Advocates for the hospitality industry are taking the lead calling on Gov. Inslee to reconsider his four-week ban on indoor dining. Q13 Fox reports on a press conference held yesterday. 

Restaurants, alone, are expected to lose $800 million during this difficult four-week stretch, according to the President and CEO Anthony Anton of the Washington Hospitality Association during a news conference on Monday.

He was joined by four state legislators who are advocating for financial support to industries that are hurting this next legislative session.

“We’re going to have people’s holidays ruined, their dreams ruined and they’re going to lose their jobs and because they’ve already used up their unemployment, they’re going to have a real problem accessing benefits,” said Sen. Karen Keiser (D) WA District 33.

“I think on day one of the 2021 session, one of the highest priorities I know for our budget team, because we’re already working on it, is what can we do at the state level to provide some modicum of financial support for industry sectors and especially the hospitality industry,” said Rep. Larry Springer (D) WA District 45.

The hospitality association yesterday reported that all four legislative caucuses support financial aid to the industry. The governor has increased the financial support originally announced.  

Gov. Jay Inslee today announced additional financial support funds for families and businesses impacted by the COVID-19 pandemic. The governor was joined by Lisa Brown, Department of Commerce director, for the announcement. 

“We know this pandemic is taking an economic toll,” Inslee said during a press conference Friday. “On Sunday we announced $50 million in business supports, but after more discussions with legislators and our agencies, we’ve agreed on how to more than double that.”

In addition to funds announced on Sunday, the total new economic supports amount to $135 million. Included in that total is:

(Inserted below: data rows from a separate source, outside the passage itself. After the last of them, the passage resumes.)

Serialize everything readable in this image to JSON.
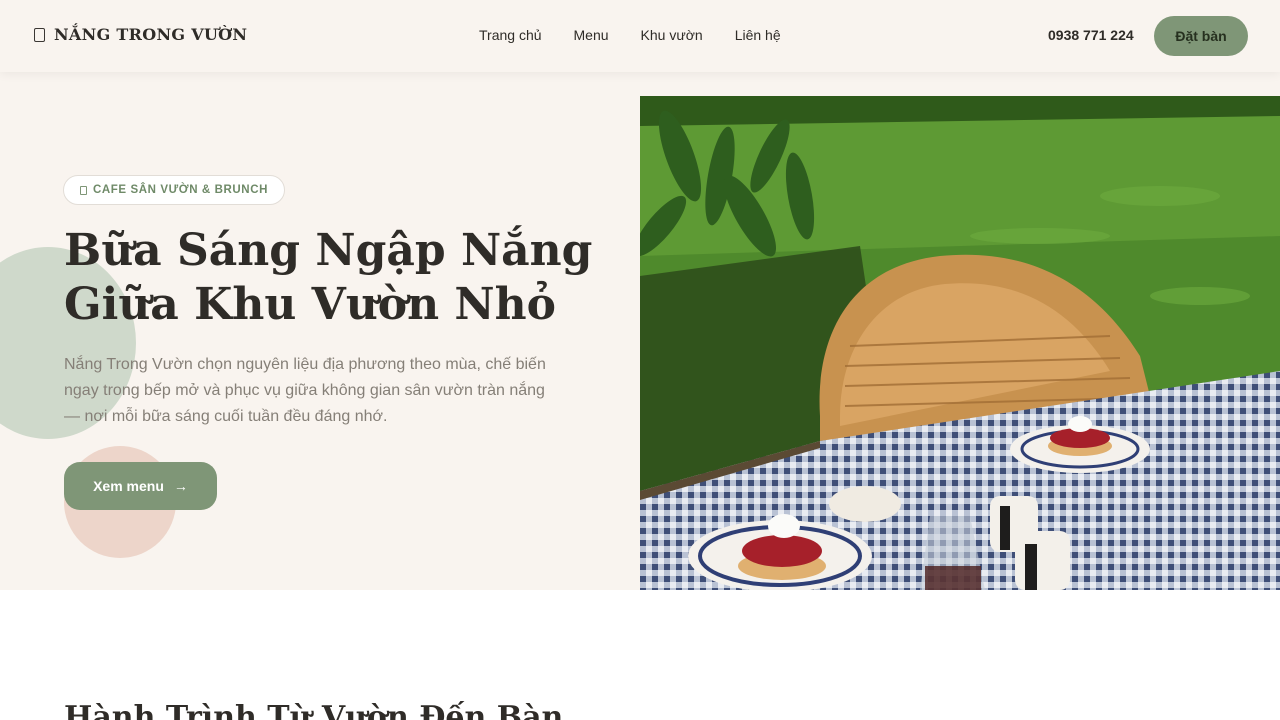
{
  "header": {
    "brand_icon": "leaf-icon",
    "brand_name": "NẮNG TRONG VƯỜN",
    "nav": [
      {
        "label": "Trang chủ"
      },
      {
        "label": "Menu"
      },
      {
        "label": "Khu vườn"
      },
      {
        "label": "Liên hệ"
      }
    ],
    "phone": "0938 771 224",
    "book_label": "Đặt bàn"
  },
  "hero": {
    "tag_icon": "leaf-icon",
    "tag": "CAFE SÂN VƯỜN & BRUNCH",
    "title_line1": "Bữa Sáng Ngập Nắng",
    "title_line2": "Giữa Khu Vườn Nhỏ",
    "description": "Nắng Trong Vườn chọn nguyên liệu địa phương theo mùa, chế biến ngay trong bếp mở và phục vụ giữa không gian sân vườn tràn nắng — nơi mỗi bữa sáng cuối tuần đều đáng nhớ.",
    "cta_label": "Xem menu",
    "cta_icon": "arrow-right-icon"
  },
  "next_section": {
    "title": "Hành Trình Từ Vườn Đến Bàn"
  },
  "colors": {
    "accent": "#7f9677",
    "background": "#f9f4ef",
    "text": "#2f2c28"
  }
}
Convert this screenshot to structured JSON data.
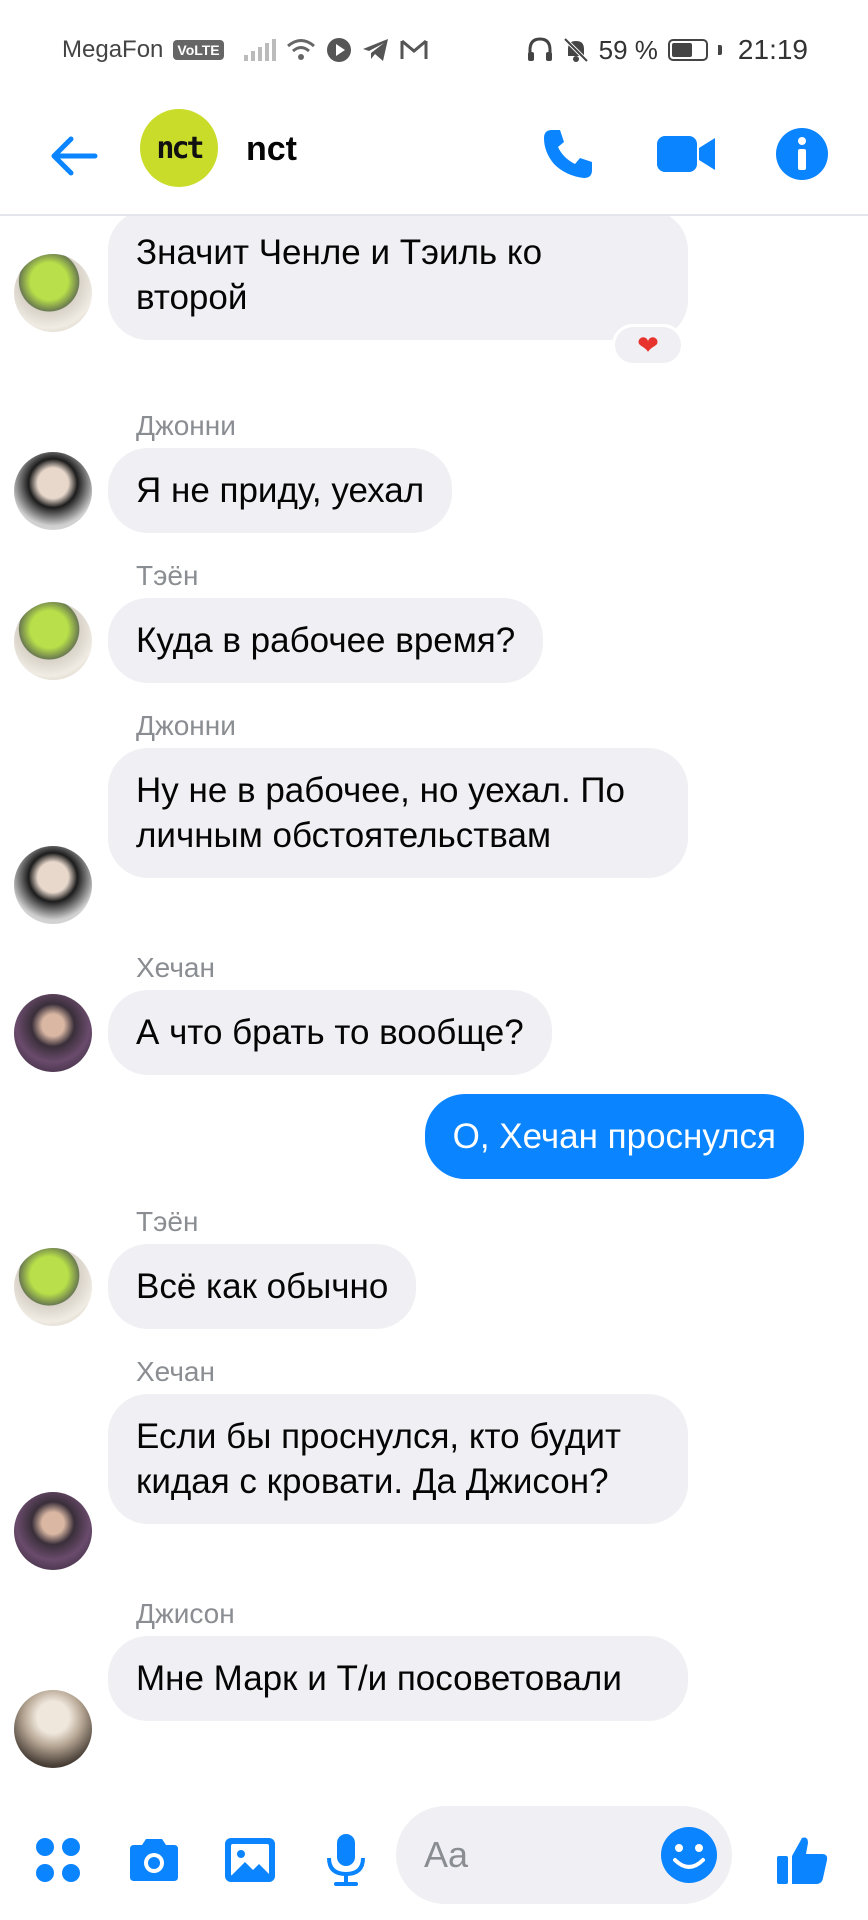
{
  "status_bar": {
    "carrier": "MegaFon",
    "network_badge": "VoLTE",
    "battery_percent": "59 %",
    "time": "21:19"
  },
  "header": {
    "group_name": "nct",
    "group_logo_text": "nct"
  },
  "messages": [
    {
      "type": "incoming",
      "sender": "",
      "avatar": "teyon",
      "text": "Значит Ченле и Тэиль ко второй",
      "reaction": "❤"
    },
    {
      "type": "incoming",
      "sender": "Джонни",
      "avatar": "johnny",
      "text": "Я не приду, уехал"
    },
    {
      "type": "incoming",
      "sender": "Тэён",
      "avatar": "teyon",
      "text": "Куда в рабочее время?"
    },
    {
      "type": "incoming",
      "sender": "Джонни",
      "avatar": "johnny",
      "text": "Ну не в рабочее, но уехал. По личным обстоятельствам"
    },
    {
      "type": "incoming",
      "sender": "Хечан",
      "avatar": "hechan",
      "text": "А что брать то вообще?"
    },
    {
      "type": "outgoing",
      "text": "О, Хечан проснулся"
    },
    {
      "type": "incoming",
      "sender": "Тэён",
      "avatar": "teyon",
      "text": "Всё как обычно"
    },
    {
      "type": "incoming",
      "sender": "Хечан",
      "avatar": "hechan",
      "text": "Если бы проснулся, кто будит кидая с кровати. Да Джисон?"
    },
    {
      "type": "incoming",
      "sender": "Джисон",
      "avatar": "jisung",
      "text": "Мне Марк и Т/и посоветовали"
    }
  ],
  "composer": {
    "placeholder": "Aa"
  },
  "colors": {
    "accent": "#0a84ff",
    "incoming_bubble": "#f0f0f4",
    "sender_label": "#8a8d91"
  },
  "icons": {
    "back": "arrow-left-icon",
    "call": "phone-icon",
    "video": "video-camera-icon",
    "info": "info-icon",
    "apps": "four-dots-icon",
    "camera": "camera-icon",
    "gallery": "image-icon",
    "mic": "microphone-icon",
    "emoji": "smiley-icon",
    "like": "thumbs-up-icon"
  }
}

  • $70 million in business support grants. 
  • $30 million for the recovery loan program.
  • $20 million for rental assistance.
  • $15 million for energy bills for low-income households. 

The numbers still are inadequate to offset much of the loss businesses are enduring. The WHA was one of ten business groups who wrote the governor last week, asking him to reconsider his order.

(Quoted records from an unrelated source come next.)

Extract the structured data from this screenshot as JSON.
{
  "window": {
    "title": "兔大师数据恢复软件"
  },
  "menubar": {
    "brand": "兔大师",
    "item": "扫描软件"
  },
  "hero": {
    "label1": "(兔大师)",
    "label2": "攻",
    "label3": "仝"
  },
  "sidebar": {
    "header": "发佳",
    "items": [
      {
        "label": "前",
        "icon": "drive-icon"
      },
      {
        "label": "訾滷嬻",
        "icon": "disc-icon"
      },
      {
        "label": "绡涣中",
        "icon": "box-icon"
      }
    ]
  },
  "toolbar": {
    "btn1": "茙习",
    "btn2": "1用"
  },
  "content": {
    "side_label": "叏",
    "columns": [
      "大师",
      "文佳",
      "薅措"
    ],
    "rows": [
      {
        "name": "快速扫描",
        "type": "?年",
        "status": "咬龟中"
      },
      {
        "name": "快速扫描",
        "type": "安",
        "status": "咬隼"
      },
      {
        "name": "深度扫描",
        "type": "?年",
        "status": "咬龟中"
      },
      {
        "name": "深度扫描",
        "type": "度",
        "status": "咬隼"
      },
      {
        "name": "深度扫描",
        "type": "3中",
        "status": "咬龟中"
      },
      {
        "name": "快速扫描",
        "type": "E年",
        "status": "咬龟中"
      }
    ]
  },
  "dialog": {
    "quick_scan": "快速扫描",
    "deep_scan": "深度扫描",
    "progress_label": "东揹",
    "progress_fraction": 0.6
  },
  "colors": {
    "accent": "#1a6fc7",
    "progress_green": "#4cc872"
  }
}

Our organizations represent the 250,000 businesses in the state that collectively employ millions of hardworking Washingtonians in every neighborhood across the great state of Washington. We write to you today, urging you to reconsider the recent restrictions added in response to COVID-19.

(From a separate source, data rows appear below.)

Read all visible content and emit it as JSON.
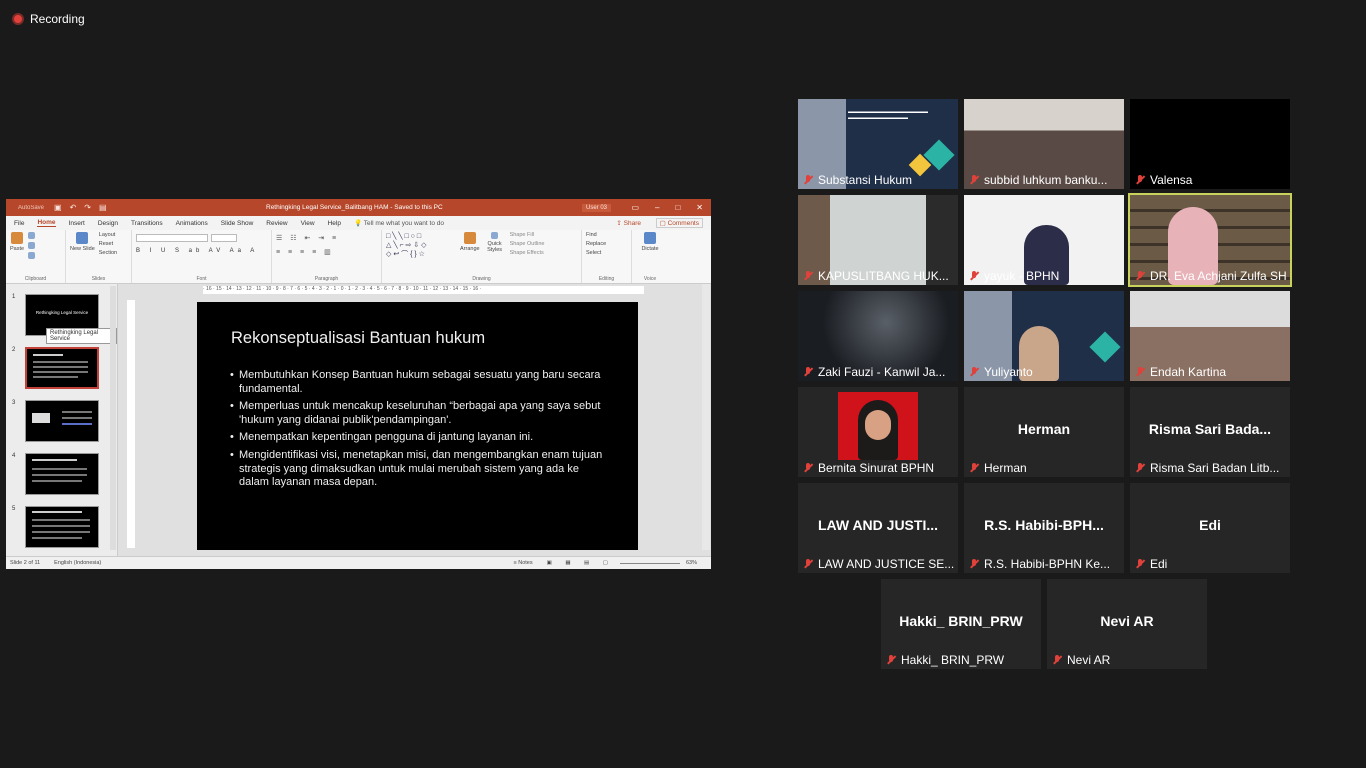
{
  "recording": {
    "label": "Recording"
  },
  "ppt": {
    "autosave": "AutoSave",
    "doc_title": "Rethingking Legal Service_Balitbang HAM  -  Saved to this PC",
    "user": "User 03",
    "tabs": [
      "File",
      "Home",
      "Insert",
      "Design",
      "Transitions",
      "Animations",
      "Slide Show",
      "Review",
      "View",
      "Help"
    ],
    "tell_me": "Tell me what you want to do",
    "share": "Share",
    "comments": "Comments",
    "groups": {
      "clipboard": "Clipboard",
      "paste": "Paste",
      "slides": "Slides",
      "new_slide": "New Slide",
      "layout": "Layout",
      "reset": "Reset",
      "section": "Section",
      "font": "Font",
      "paragraph": "Paragraph",
      "drawing": "Drawing",
      "arrange": "Arrange",
      "quick_styles": "Quick Styles",
      "shape_fill": "Shape Fill",
      "shape_outline": "Shape Outline",
      "shape_effects": "Shape Effects",
      "editing": "Editing",
      "find": "Find",
      "replace": "Replace",
      "select": "Select",
      "voice": "Voice",
      "dictate": "Dictate"
    },
    "thumb_numbers": [
      "1",
      "2",
      "3",
      "4",
      "5"
    ],
    "thumb1_title": "Rethingking Legal Service",
    "tooltip": "Rethingking Legal Service",
    "ruler": "· 16 · 15 · 14 · 13 · 12 · 11 · 10 · 9 · 8 · 7 · 6 · 5 · 4 · 3 · 2 · 1 · 0 · 1 · 2 · 3 · 4 · 5 · 6 · 7 · 8 · 9 · 10 · 11 · 12 · 13 · 14 · 15 · 16 ·",
    "slide": {
      "title": "Rekonseptualisasi Bantuan hukum",
      "bullets": [
        "Membutuhkan Konsep Bantuan hukum  sebagai sesuatu yang baru secara fundamental.",
        "Memperluas untuk mencakup keseluruhan “berbagai apa yang saya sebut 'hukum yang didanai publik'pendampingan'.",
        "Menempatkan kepentingan pengguna di jantung layanan ini.",
        "Mengidentifikasi visi, menetapkan misi, dan mengembangkan enam tujuan strategis yang dimaksudkan untuk mulai merubah sistem yang ada ke dalam layanan masa depan."
      ]
    },
    "status": {
      "slide": "Slide 2 of 11",
      "lang": "English (Indonesia)",
      "notes": "Notes",
      "zoom": "63%"
    }
  },
  "participants": [
    {
      "name": "Substansi Hukum",
      "big": ""
    },
    {
      "name": "subbid luhkum banku...",
      "big": ""
    },
    {
      "name": "Valensa",
      "big": ""
    },
    {
      "name": "KAPUSLITBANG HUK...",
      "big": ""
    },
    {
      "name": "yayuk - BPHN",
      "big": ""
    },
    {
      "name": "DR. Eva Achjani Zulfa SH...",
      "big": ""
    },
    {
      "name": "Zaki Fauzi - Kanwil Ja...",
      "big": ""
    },
    {
      "name": "Yuliyanto",
      "big": ""
    },
    {
      "name": "Endah Kartina",
      "big": ""
    },
    {
      "name": "Bernita Sinurat BPHN",
      "big": ""
    },
    {
      "name": "Herman",
      "big": "Herman"
    },
    {
      "name": "Risma Sari Badan Litb...",
      "big": "Risma Sari Bada..."
    },
    {
      "name": "LAW AND JUSTICE SE...",
      "big": "LAW AND JUSTI..."
    },
    {
      "name": "R.S. Habibi-BPHN Ke...",
      "big": "R.S.  Habibi-BPH..."
    },
    {
      "name": "Edi",
      "big": "Edi"
    },
    {
      "name": "Hakki_ BRIN_PRW",
      "big": "Hakki_ BRIN_PRW"
    },
    {
      "name": "Nevi AR",
      "big": "Nevi AR"
    }
  ],
  "colors": {
    "accent": "#b7472a",
    "muted": "#e0413a",
    "active_speaker": "#c9d25a"
  }
}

The ten organizations: Association of Washington Business, Washington Retail Association, Washington Food Industry Association, Washington Trucking Association, Building Industry Association of Washington, Washington Farm Bureau, Washington Bankers Association, Washington Forest Protection Association, Washington Realtors. 

The Associated Press reports key Democrats in both houses of the Legislature support modifying the restrictions. 

Today, The Columbian editorial board called for a special legislative session to provide emergency financial relief for businesses most directly affected by the restrictions.

The latest restrictions limit restaurants and bars, allowing only to-go orders or outdoor seating. Gyms, theaters, bowling alleys, museums, zoos and aquariums must close, while retail outlets — including grocery stores — must restrict patrons to 25 percent of capacity.

With a spike in coronavirus infections, such orders may be necessary. But they fail to address the economic pressure that will be placed on business owners and employees.

The editorial says,

That is why the Legislature must be called into session. Emergency relief is required, and input from lawmakers is needed.

The editorial concludes,

If Inslee does call a special session of the Legislature, it will be crucial for lawmakers to remain focused on the financial aspect of the pandemic. Now is not the time to critique shutdown orders or question whether Washington residents should wear masks.

Instead, it is the time to help those residents weather the economic storm that has accompanied those orders.

One way or another, now or in January, with federal assistance or not, lawmakers appear poised to help these businesses “weather the economic storm.”